Saturday, March 17, 2007

How the world works

Philosophies of Traffic and World Politics

The other day as I sat in traffic I Figured Out How the World Works.
It came to me as I lingered in another pocket of classic Silicon Valley congestion. I realized that I knew a better way. Pulling to the right, I rode an almost empty lane to next off-ramp and proceeded along various side streets until I had passed the majority of the slowdown. I came out with an extra ten minutes and an inflated sense of self-esteem.
However, the important thing is that I had become a long-term actor. By this I mean a few things:
  • I knew where to get current information and how long it would stay relevant. Before leaving work I had checked a traffic site, I knew where the slowdowns had been half an hour ago and could approximate from experience where they might be now. Also I had another backup source of information, a rival site
  • I knew what the options were. Having been traveling to the same location everyday for months now, I had investigated side streets around places where traffic backed up, using both maps and trial and error.
  • I had detailed knowledge of my options such as their risks, rewards and chances of success. I knew where the lanes often slowed down, which lights were long and what time the traffic got heavy.
  • I was able to synthesize the information rapidly by recognizing patterns I had observed before and remembering successful or failed responses. Taking into account the newest information, this allowed me to take an informed risk and change course.
Why does all this matter? Because people by nature are long-term actors.
This may seem obvious to those of you who are already long-term actors yourselves, but I think many young people do not yet understand it. Yet it is critically important because it determines how the majority of the decisions in the world are made.

The characteristics of long-term actors show up perhaps the most in the realm of politics. This makes sense because politics is, at its essence, the process of allocating resources.
Any organization, be it a nation, state or even a local club has a certain amount of resources at its disposal. (Time and money are the primary ones. We can ignore knowledge because we assume that long-term actors have it.) Furthermore, the larger an organization is, the more slowly its set of resources will change. A club might double in size overnight, but the same magnitude of change in an entire nation takes decades. Therefore politics has inherent potential for conflict because today's resources are finite and their uses are not.

The goal in politics, business and most other facets in life is generally to do a little better today than you did yesterday.

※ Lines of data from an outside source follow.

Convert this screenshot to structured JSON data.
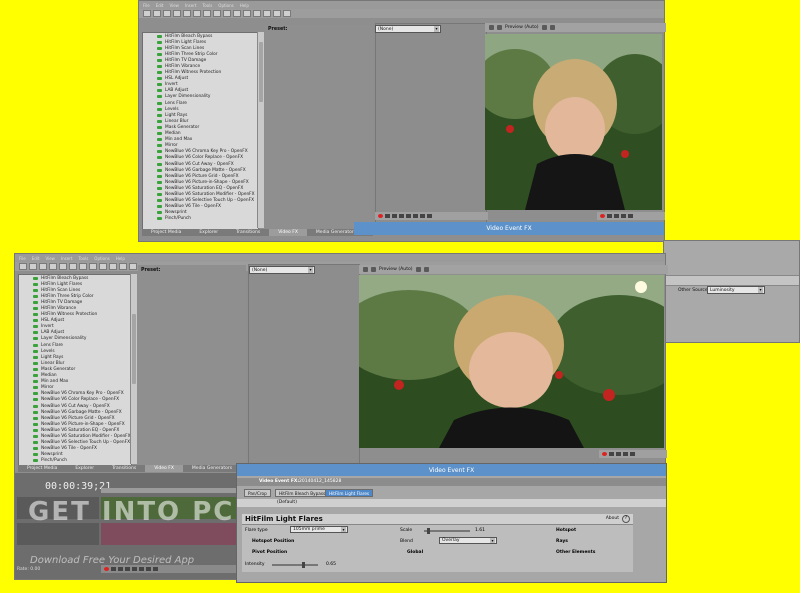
{
  "fx_items": [
    "HitFilm Bleach Bypass",
    "HitFilm Light Flares",
    "HitFilm Scan Lines",
    "HitFilm Three Strip Color",
    "HitFilm TV Damage",
    "HitFilm Vibrance",
    "HitFilm Witness Protection",
    "HSL Adjust",
    "Invert",
    "LAB Adjust",
    "Layer Dimensionality",
    "Lens Flare",
    "Levels",
    "Light Rays",
    "Linear Blur",
    "Mask Generator",
    "Median",
    "Min and Max",
    "Mirror",
    "NewBlue V6 Chroma Key Pro - OpenFX",
    "NewBlue V6 Color Replace - OpenFX",
    "NewBlue V6 Cut Away - OpenFX",
    "NewBlue V6 Garbage Matte - OpenFX",
    "NewBlue V6 Picture Grid - OpenFX",
    "NewBlue V6 Picture-in-Shape - OpenFX",
    "NewBlue V6 Saturation EQ - OpenFX",
    "NewBlue V6 Saturation Modifier - OpenFX",
    "NewBlue V6 Selective Touch Up - OpenFX",
    "NewBlue V6 Tile - OpenFX",
    "Newsprint",
    "Pinch/Punch"
  ],
  "preset_label": "Preset:",
  "preset_value": "(None)",
  "preview_label": "Preview (Auto)",
  "tabs": [
    "Project Media",
    "Explorer",
    "Transitions",
    "Video FX",
    "Media Generators"
  ],
  "video_event_fx_title": "Video Event FX",
  "timecode": "00:00:39;21",
  "video_event_fx_label": "Video Event FX:",
  "event_name": "20140412_145828",
  "chain": [
    "Pan/Crop",
    "HitFilm Bleach Bypass",
    "HitFilm Light Flares"
  ],
  "default_preset": "(Default)",
  "plugin_title": "HitFilm Light Flares",
  "about_label": "About",
  "help_icon_text": "?",
  "params": {
    "flare_label": "Flare type",
    "flare_value": "105mm prime",
    "scale_label": "Scale",
    "scale_value": "1.61",
    "blend_label": "Blend",
    "blend_value": "Overlay",
    "intensity_label": "Intensity",
    "intensity_value": "0.65"
  },
  "sections": [
    "Hotspot",
    "Rays",
    "Hotspot Position",
    "Pivot Position",
    "Global",
    "Other Elements"
  ],
  "other_source_label": "Other Source:",
  "other_source_value": "Luminosity",
  "watermark_logo": "GET INTO PC",
  "watermark_tagline": "Download Free Your Desired App",
  "ratio_label": "Rate: 0.00",
  "colors": {
    "background": "#ffff00",
    "accent": "#5c91c9"
  }
}
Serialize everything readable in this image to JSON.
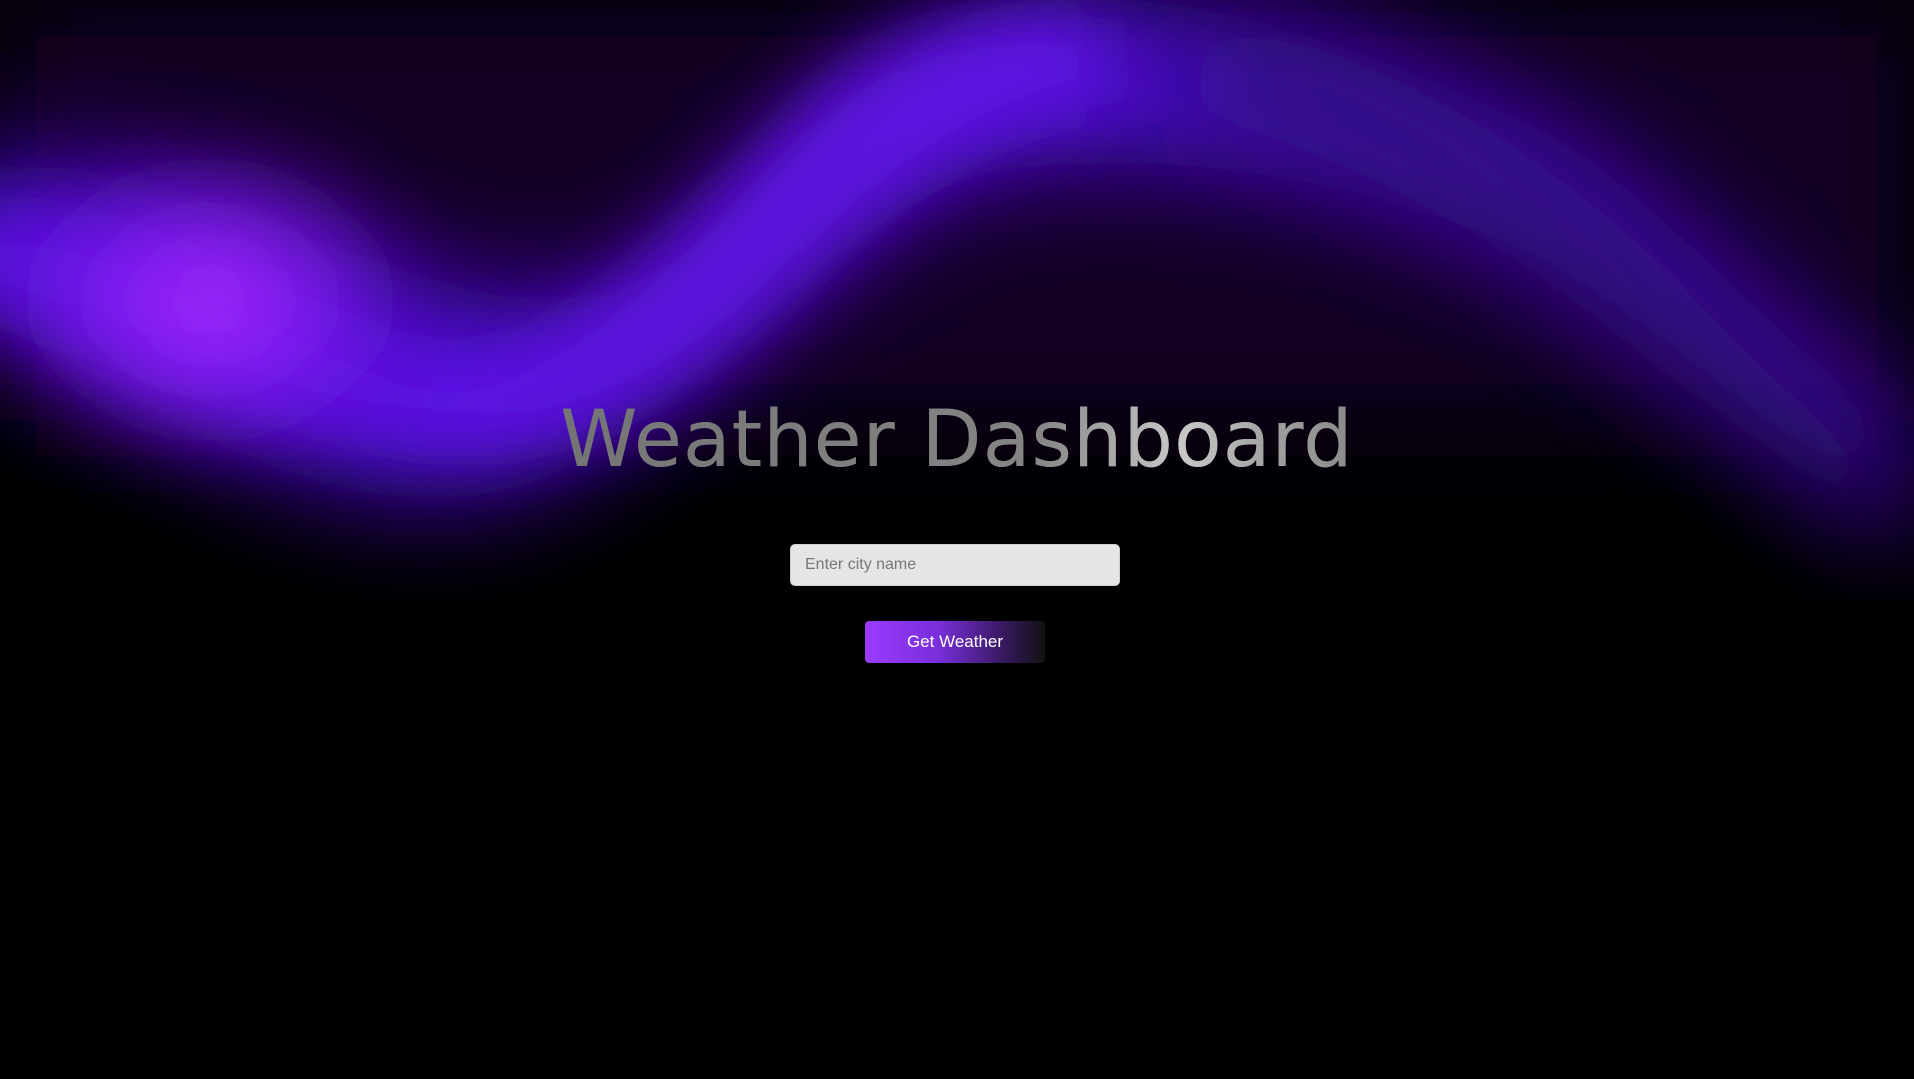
{
  "header": {
    "title": "Weather Dashboard"
  },
  "search": {
    "placeholder": "Enter city name",
    "value": ""
  },
  "actions": {
    "get_weather_label": "Get Weather"
  },
  "theme": {
    "background": "#000000",
    "aurora_primary": "#5a12e0",
    "aurora_highlight": "#a020ff",
    "button_gradient_start": "#9a3bff",
    "input_background": "#e5e5e5"
  }
}
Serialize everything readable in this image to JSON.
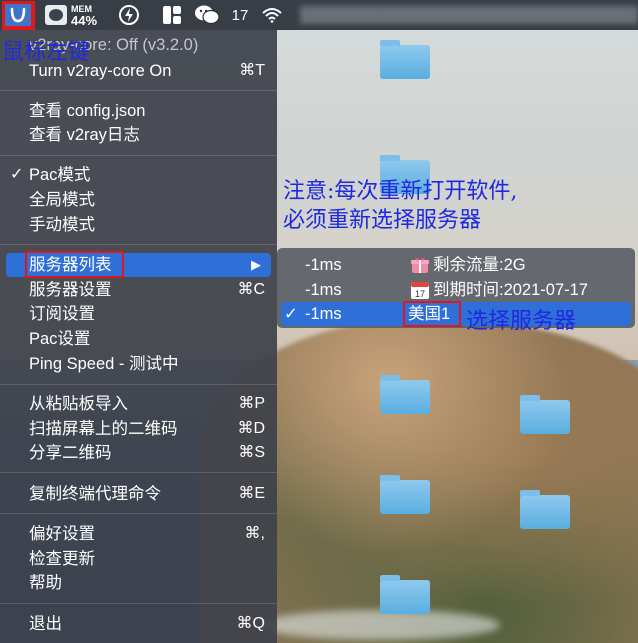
{
  "menubar": {
    "mem_label": "MEM",
    "mem_value": "44%",
    "notification_count": "17"
  },
  "main_menu": {
    "status": "v2ray-core: Off  (v3.2.0)",
    "turn_on": {
      "label": "Turn v2ray-core On",
      "shortcut": "⌘T"
    },
    "view_config": "查看 config.json",
    "view_log": "查看 v2ray日志",
    "pac_mode": "Pac模式",
    "global_mode": "全局模式",
    "manual_mode": "手动模式",
    "server_list": "服务器列表",
    "server_settings": {
      "label": "服务器设置",
      "shortcut": "⌘C"
    },
    "subscribe_settings": "订阅设置",
    "pac_settings": "Pac设置",
    "ping_speed": "Ping Speed - 测试中",
    "import_clipboard": {
      "label": "从粘贴板导入",
      "shortcut": "⌘P"
    },
    "scan_qr": {
      "label": "扫描屏幕上的二维码",
      "shortcut": "⌘D"
    },
    "share_qr": {
      "label": "分享二维码",
      "shortcut": "⌘S"
    },
    "copy_proxy_cmd": {
      "label": "复制终端代理命令",
      "shortcut": "⌘E"
    },
    "preferences": {
      "label": "偏好设置",
      "shortcut": "⌘,"
    },
    "check_updates": "检查更新",
    "help": "帮助",
    "quit": {
      "label": "退出",
      "shortcut": "⌘Q"
    },
    "check_glyph": "✓",
    "submenu_arrow": "▶"
  },
  "submenu": {
    "items": [
      {
        "ping": "-1ms",
        "name": "剩余流量:2G",
        "icon": "gift-icon",
        "selected": false
      },
      {
        "ping": "-1ms",
        "name": "到期时间:2021-07-17",
        "icon": "calendar-icon",
        "calendar_day": "17",
        "selected": false
      },
      {
        "ping": "-1ms",
        "name": "美国1",
        "icon": "",
        "selected": true
      }
    ]
  },
  "annotations": {
    "left_click": "鼠标左键",
    "notice_line1": "注意:每次重新打开软件,",
    "notice_line2": "必须重新选择服务器",
    "choose_server": "选择服务器"
  },
  "colors": {
    "highlight": "#2f6fd8",
    "annotation_text": "#1f2ae0",
    "annotation_box": "#e1171e"
  }
}
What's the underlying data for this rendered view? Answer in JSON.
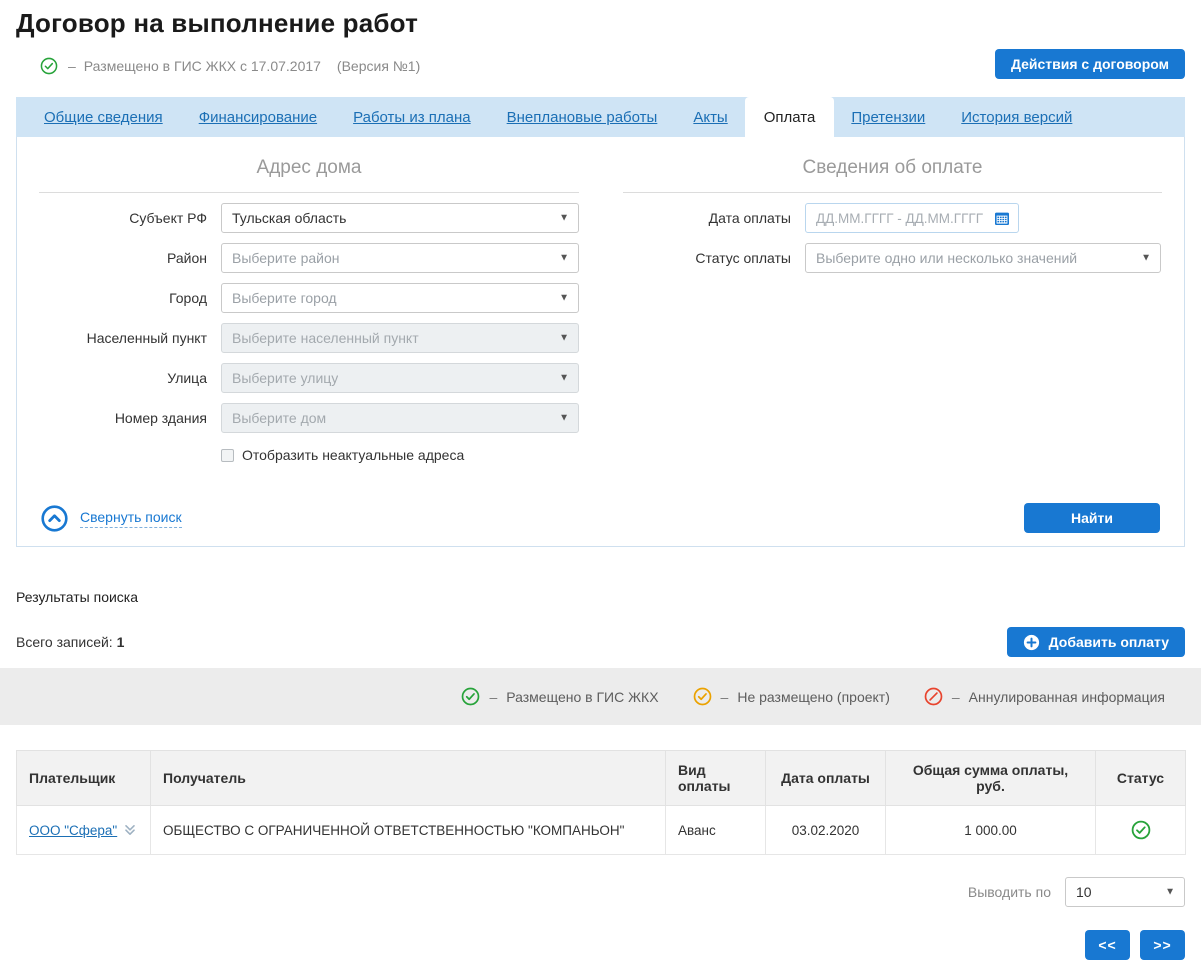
{
  "colors": {
    "accent": "#1878d2",
    "green": "#27a33a",
    "orange": "#eba200",
    "red": "#e8442e"
  },
  "page": {
    "title": "Договор на выполнение работ",
    "status_dash": "–",
    "status_text": "Размещено в ГИС ЖКХ с 17.07.2017",
    "version_text": "(Версия №1)",
    "actions_button": "Действия с договором"
  },
  "tabs": [
    {
      "label": "Общие сведения"
    },
    {
      "label": "Финансирование"
    },
    {
      "label": "Работы из плана"
    },
    {
      "label": "Внеплановые работы"
    },
    {
      "label": "Акты"
    },
    {
      "label": "Оплата",
      "active": true
    },
    {
      "label": "Претензии"
    },
    {
      "label": "История версий"
    }
  ],
  "search": {
    "address_section_title": "Адрес дома",
    "payment_section_title": "Сведения об оплате",
    "address_fields": [
      {
        "label": "Субъект РФ",
        "text": "Тульская область"
      },
      {
        "label": "Район",
        "text": "Выберите район"
      },
      {
        "label": "Город",
        "text": "Выберите город"
      },
      {
        "label": "Населенный пункт",
        "text": "Выберите населенный пункт"
      },
      {
        "label": "Улица",
        "text": "Выберите улицу"
      },
      {
        "label": "Номер здания",
        "text": "Выберите дом"
      }
    ],
    "checkbox_label": "Отобразить неактуальные адреса",
    "payment_date_label": "Дата оплаты",
    "payment_date_placeholder": "ДД.ММ.ГГГГ - ДД.ММ.ГГГГ",
    "payment_status_label": "Статус оплаты",
    "payment_status_placeholder": "Выберите одно или несколько значений",
    "collapse_link": "Свернуть поиск",
    "find_button": "Найти"
  },
  "results": {
    "title": "Результаты поиска",
    "total_label": "Всего записей:",
    "total_value": "1",
    "add_button": "Добавить оплату",
    "legend_dash": "–",
    "legend": [
      {
        "label": "Размещено в ГИС ЖКХ"
      },
      {
        "label": "Не размещено (проект)"
      },
      {
        "label": "Аннулированная информация"
      }
    ]
  },
  "table": {
    "headers": [
      "Плательщик",
      "Получатель",
      "Вид оплаты",
      "Дата оплаты",
      "Общая сумма оплаты, руб.",
      "Статус"
    ],
    "rows": [
      {
        "payer": "ООО \"Сфера\"",
        "recipient": "ОБЩЕСТВО С ОГРАНИЧЕННОЙ ОТВЕТСТВЕННОСТЬЮ \"КОМПАНЬОН\"",
        "payment_type": "Аванс",
        "payment_date": "03.02.2020",
        "total_amount": "1 000.00",
        "status": "Размещено в ГИС ЖКХ"
      }
    ]
  },
  "pagination": {
    "per_page_label": "Выводить по",
    "per_page_value": "10",
    "prev_label": "<<",
    "next_label": ">>"
  }
}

More importantly, you want to be doing as well (or better) next week as you were today. Leaving aside discussion on whether or not this is a good goal, it is indeed how most people operate.

Coming back around, a fresh-faced youngster will not immediately understand the current state of things, i.e. how the world works today because they do not have knowledge of how things
used to be. All the people making decisions today view their choices through the lens of their own unique past. Experience forms opinion and opinion forms action. People seek to protect what they have. The only real incentive to change falls on those who have nothing and those who are losing what they do have. More than anything, this explains why young people are known for idealism and old people are known for conservatism.

So, next time you are baffled by how the world works just remember that everyone else has already done this before. Your job is to learn the rules of the game. Do that first, and then we can talk about how to change them.